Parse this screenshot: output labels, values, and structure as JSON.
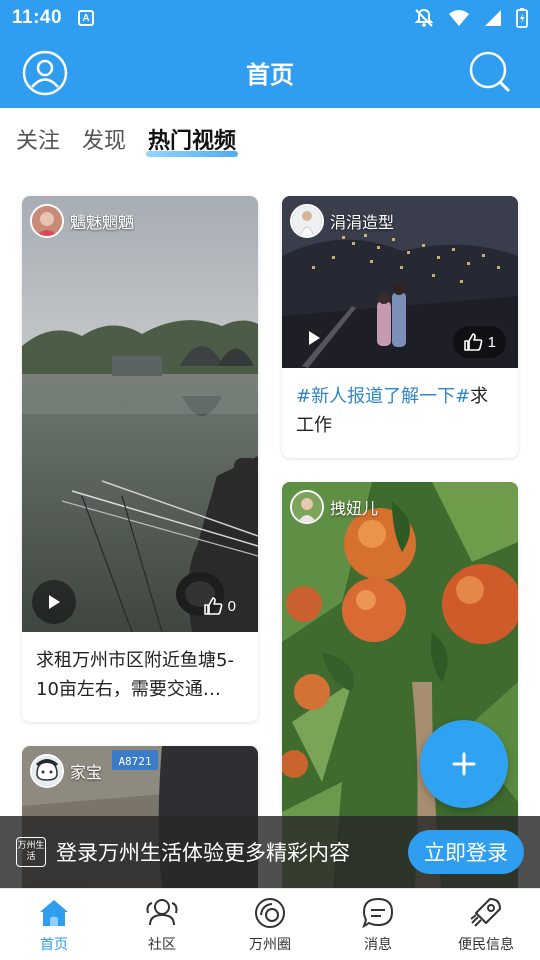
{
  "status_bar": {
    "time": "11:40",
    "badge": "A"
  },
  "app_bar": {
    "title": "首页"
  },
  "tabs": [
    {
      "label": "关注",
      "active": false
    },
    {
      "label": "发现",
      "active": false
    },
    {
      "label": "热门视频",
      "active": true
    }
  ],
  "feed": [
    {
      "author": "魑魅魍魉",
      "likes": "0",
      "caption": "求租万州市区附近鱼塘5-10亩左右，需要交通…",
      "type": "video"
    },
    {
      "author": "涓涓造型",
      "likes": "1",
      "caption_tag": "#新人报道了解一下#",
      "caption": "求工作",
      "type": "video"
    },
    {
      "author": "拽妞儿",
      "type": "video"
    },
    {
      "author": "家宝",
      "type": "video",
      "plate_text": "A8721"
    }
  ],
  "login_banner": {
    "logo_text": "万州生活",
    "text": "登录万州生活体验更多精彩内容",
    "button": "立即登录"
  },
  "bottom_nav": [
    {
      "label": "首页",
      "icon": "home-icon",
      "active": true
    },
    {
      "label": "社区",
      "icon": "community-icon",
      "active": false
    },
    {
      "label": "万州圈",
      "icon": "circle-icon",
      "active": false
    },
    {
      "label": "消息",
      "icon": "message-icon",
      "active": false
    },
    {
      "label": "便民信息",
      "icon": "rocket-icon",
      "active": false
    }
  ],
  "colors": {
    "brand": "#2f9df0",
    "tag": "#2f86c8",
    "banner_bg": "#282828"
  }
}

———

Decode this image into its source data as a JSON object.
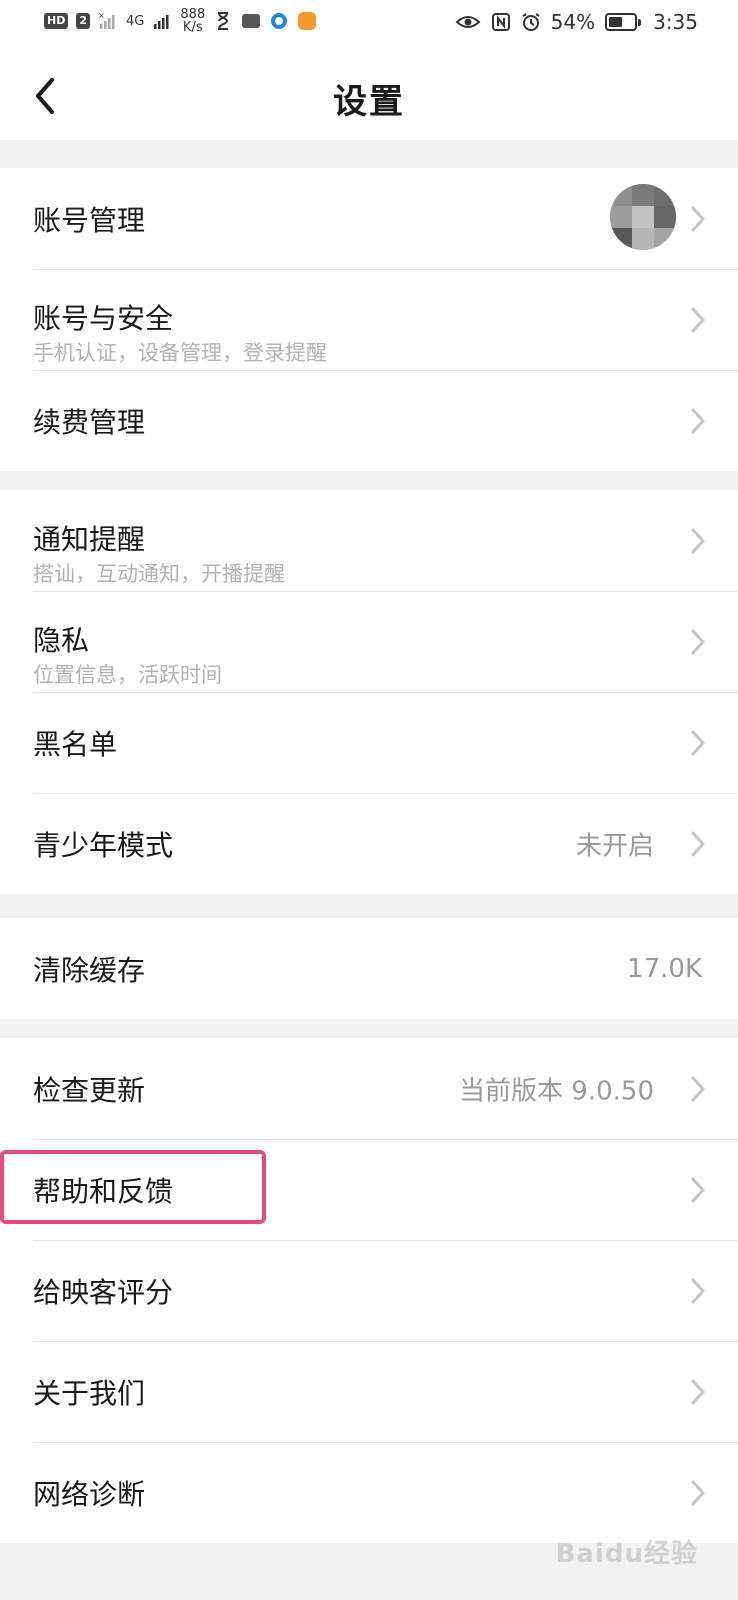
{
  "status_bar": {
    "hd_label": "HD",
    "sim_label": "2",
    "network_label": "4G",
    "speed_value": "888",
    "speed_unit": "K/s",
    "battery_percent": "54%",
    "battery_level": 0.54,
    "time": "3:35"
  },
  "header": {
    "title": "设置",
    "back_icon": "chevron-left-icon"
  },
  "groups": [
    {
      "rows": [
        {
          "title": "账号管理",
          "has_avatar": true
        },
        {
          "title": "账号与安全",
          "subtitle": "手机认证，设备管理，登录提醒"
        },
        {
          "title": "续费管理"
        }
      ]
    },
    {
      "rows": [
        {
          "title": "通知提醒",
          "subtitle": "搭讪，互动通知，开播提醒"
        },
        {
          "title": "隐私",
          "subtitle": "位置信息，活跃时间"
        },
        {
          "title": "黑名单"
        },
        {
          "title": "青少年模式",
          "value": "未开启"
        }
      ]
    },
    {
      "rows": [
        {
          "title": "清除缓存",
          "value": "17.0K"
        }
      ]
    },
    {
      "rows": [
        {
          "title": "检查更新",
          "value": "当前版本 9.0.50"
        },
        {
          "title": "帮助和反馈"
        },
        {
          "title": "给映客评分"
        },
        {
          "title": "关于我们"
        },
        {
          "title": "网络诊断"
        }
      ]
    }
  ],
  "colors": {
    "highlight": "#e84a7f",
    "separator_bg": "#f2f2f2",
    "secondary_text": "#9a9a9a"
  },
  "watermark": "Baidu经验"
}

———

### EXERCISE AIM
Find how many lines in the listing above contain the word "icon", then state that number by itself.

### RESULT BELOW
6